(Records from a dataset)
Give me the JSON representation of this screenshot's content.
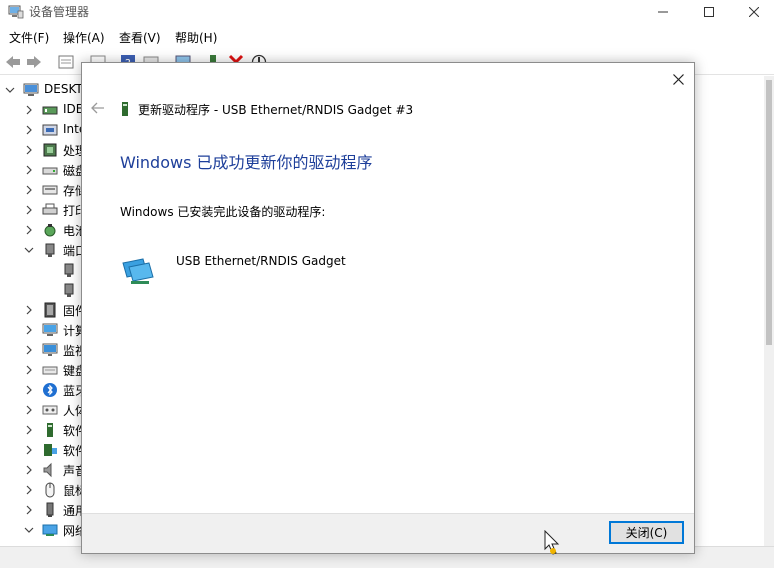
{
  "window": {
    "title": "设备管理器",
    "min_glyph": "—",
    "max_glyph": "☐",
    "close_glyph": "✕"
  },
  "menu": {
    "file": "文件(F)",
    "action": "操作(A)",
    "view": "查看(V)",
    "help": "帮助(H)"
  },
  "tree": {
    "root": "DESKT",
    "items": [
      {
        "label": "IDE",
        "icon": "ide-controller-icon"
      },
      {
        "label": "Inte",
        "icon": "intel-device-icon"
      },
      {
        "label": "处理",
        "icon": "processor-icon"
      },
      {
        "label": "磁盘",
        "icon": "disk-drive-icon"
      },
      {
        "label": "存储",
        "icon": "storage-controller-icon"
      },
      {
        "label": "打印",
        "icon": "printer-icon"
      },
      {
        "label": "电池",
        "icon": "battery-icon"
      },
      {
        "label": "端口",
        "icon": "port-icon"
      },
      {
        "label": "",
        "icon": "port-device-icon"
      },
      {
        "label": "",
        "icon": "port-device-icon"
      },
      {
        "label": "固件",
        "icon": "firmware-icon"
      },
      {
        "label": "计算",
        "icon": "computer-icon"
      },
      {
        "label": "监视",
        "icon": "monitor-icon"
      },
      {
        "label": "键盘",
        "icon": "keyboard-icon"
      },
      {
        "label": "蓝牙",
        "icon": "bluetooth-icon"
      },
      {
        "label": "人体",
        "icon": "human-interface-icon"
      },
      {
        "label": "软件",
        "icon": "software-component-icon"
      },
      {
        "label": "软件",
        "icon": "software-device-icon"
      },
      {
        "label": "声音",
        "icon": "sound-icon"
      },
      {
        "label": "鼠标",
        "icon": "mouse-icon"
      },
      {
        "label": "通用",
        "icon": "usb-controller-icon"
      },
      {
        "label": "网络",
        "icon": "network-adapter-icon"
      }
    ]
  },
  "dialog": {
    "title": "更新驱动程序 - USB Ethernet/RNDIS Gadget #3",
    "heading": "Windows 已成功更新你的驱动程序",
    "description": "Windows 已安装完此设备的驱动程序:",
    "device_name": "USB Ethernet/RNDIS Gadget",
    "close_button": "关闭(C)",
    "close_glyph": "✕"
  },
  "colors": {
    "heading": "#1e3f9a",
    "focus_border": "#0078d7",
    "footer": "#f0f0f0"
  }
}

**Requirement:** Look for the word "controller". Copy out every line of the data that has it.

**Response area:**
        "icon": "ide-controller-icon"
        "icon": "storage-controller-icon"
        "icon": "usb-controller-icon"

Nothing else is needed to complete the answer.